"It is good to be reminded that not so long ago U.S. citizens, led by a savvy group of African American congressional and activist leaders, made a huge contribution to the spread of international democracy. It's at once a heart-racing story... and an object lesson in successful activist campaigns." San Francisco Chronicle

"This film is a captivating slice of one of the most important historical moments of the 20th Century. It contains a vital lesson and a clarion call for future generations that may be confronted with the challenge of human rights abuses at home and abroad — collective, concerted action does make a difference." NPR

"Exemplary... A triumph of maximalist filmmaking. And you won't look at your watch once. Field's nonfiction epic is a monumental chronicle not just of one nation and its hideous regime, but of the second half of the 20th century." Village Voice

"Well worth the commitment. This is a clear-eyed, fast-moving portrait... Every part could stand on its own, yet the doc's real impact is cumulative." Time Out New York

"The complete series [is] sure to stand as an important educational... and historical record." Variety

Have You Heard From Johannesburg — Resources

Bringing the Anti-Apartheid Movement to Life:
An Interview with Connie Field


UNA MEMBERS: $10 (in advance OR at the door)
Only UNA Members have the option of guaranteeing their seats by making reservations in advance (and paying at the door) OR, if they wish, by purchasing advance tickets

NON-MEMBERS : $15 (in advance OR at the door)
All non-members must purchase their tickets in advance to guarantee their seats OR join for a $25 introductory membership and attend for free
(or at Members' prices for special events)

STUDENTS: Free Admission
Please present I.D. at the door when attending

NOTE: Only Members have guaranteed seating to all our events, and attend for free or pay the discounted Members' admission. Non-Members must purchase tickets in advance to guarantee their seats. While we do offer a pay-at-the-door policy for guests and non-members, our events are often sold-out, so we strongly encourage membership with UNA-NY to guarantee your seats!

UNA-NY is grateful for the generosity of the Tribeca Grand Hotel, for allowing our organization the consistent booking of their state of the art screening room for our film-talk series, Screening the Issues.

Nearest subway stations to access the Tribeca Grand Hotel area:
Canal Street station: A, E, C trains
Franklin Street station: No. 1 train

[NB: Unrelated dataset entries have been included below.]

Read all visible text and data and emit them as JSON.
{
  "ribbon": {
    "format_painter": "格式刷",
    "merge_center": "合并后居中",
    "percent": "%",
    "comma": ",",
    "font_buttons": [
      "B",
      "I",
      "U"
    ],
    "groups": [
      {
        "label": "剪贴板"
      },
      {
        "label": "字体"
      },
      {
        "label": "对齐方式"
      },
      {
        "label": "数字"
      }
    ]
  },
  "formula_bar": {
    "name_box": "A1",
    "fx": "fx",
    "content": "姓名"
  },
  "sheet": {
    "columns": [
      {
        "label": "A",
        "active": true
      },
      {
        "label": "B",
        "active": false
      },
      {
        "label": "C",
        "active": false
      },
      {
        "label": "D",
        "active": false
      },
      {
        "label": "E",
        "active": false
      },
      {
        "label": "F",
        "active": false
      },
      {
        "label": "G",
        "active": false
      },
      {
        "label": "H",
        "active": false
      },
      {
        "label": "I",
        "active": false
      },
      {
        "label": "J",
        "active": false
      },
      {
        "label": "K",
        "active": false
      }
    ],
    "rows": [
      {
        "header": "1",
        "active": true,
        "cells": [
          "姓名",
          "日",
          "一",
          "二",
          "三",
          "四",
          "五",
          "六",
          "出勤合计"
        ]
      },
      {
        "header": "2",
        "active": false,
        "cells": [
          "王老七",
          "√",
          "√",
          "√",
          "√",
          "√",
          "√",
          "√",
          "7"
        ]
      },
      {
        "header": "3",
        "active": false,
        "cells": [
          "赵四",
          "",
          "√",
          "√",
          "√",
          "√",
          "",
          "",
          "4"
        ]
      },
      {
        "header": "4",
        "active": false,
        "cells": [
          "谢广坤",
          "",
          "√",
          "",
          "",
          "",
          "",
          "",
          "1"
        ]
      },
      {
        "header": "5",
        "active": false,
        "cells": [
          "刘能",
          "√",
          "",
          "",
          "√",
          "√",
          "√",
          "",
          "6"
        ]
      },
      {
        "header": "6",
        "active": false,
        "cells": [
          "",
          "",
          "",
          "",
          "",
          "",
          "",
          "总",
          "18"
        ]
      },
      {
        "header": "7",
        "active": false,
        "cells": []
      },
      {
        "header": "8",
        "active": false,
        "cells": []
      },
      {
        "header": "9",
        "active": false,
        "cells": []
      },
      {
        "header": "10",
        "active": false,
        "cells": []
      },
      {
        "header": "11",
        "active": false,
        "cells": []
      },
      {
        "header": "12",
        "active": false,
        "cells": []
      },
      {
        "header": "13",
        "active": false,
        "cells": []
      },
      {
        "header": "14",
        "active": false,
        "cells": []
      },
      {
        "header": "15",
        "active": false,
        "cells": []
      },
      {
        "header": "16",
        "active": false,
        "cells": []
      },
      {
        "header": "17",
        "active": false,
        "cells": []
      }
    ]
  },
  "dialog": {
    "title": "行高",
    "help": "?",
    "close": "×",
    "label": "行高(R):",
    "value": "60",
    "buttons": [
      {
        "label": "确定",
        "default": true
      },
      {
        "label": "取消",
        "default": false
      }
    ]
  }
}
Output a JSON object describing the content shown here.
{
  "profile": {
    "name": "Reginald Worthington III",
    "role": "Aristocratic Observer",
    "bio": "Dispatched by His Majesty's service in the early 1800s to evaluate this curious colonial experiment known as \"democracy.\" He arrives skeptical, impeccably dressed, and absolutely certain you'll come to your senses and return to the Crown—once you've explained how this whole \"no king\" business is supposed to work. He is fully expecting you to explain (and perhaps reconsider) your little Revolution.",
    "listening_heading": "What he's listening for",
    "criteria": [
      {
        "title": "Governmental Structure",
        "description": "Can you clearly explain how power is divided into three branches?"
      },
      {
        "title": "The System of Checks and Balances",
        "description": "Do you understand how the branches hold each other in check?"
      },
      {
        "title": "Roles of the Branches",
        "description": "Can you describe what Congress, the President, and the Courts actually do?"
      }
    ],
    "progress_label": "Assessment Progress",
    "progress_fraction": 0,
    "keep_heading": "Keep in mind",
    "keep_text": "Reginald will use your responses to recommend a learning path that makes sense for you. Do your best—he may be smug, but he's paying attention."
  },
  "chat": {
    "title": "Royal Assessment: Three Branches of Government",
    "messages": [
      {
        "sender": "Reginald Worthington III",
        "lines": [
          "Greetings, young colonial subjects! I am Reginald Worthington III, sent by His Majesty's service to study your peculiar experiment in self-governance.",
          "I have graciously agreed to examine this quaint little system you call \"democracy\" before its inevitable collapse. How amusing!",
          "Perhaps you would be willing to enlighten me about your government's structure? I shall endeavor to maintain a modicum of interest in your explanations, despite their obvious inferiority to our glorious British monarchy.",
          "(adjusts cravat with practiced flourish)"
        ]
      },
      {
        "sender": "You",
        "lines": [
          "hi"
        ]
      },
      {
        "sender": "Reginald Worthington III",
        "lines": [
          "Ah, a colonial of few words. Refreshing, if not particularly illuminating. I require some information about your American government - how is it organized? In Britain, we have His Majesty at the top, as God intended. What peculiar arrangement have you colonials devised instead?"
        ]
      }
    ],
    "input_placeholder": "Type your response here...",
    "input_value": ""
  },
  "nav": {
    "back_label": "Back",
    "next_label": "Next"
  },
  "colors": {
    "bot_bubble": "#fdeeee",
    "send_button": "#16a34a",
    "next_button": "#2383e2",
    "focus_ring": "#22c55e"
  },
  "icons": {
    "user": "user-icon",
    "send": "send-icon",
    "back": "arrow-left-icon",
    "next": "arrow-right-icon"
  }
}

Also close, but requires a little walk:
Canal Street Station station: N, Q, R, W trains

View the Tribeca Grand Hotel neighborhood map and more directions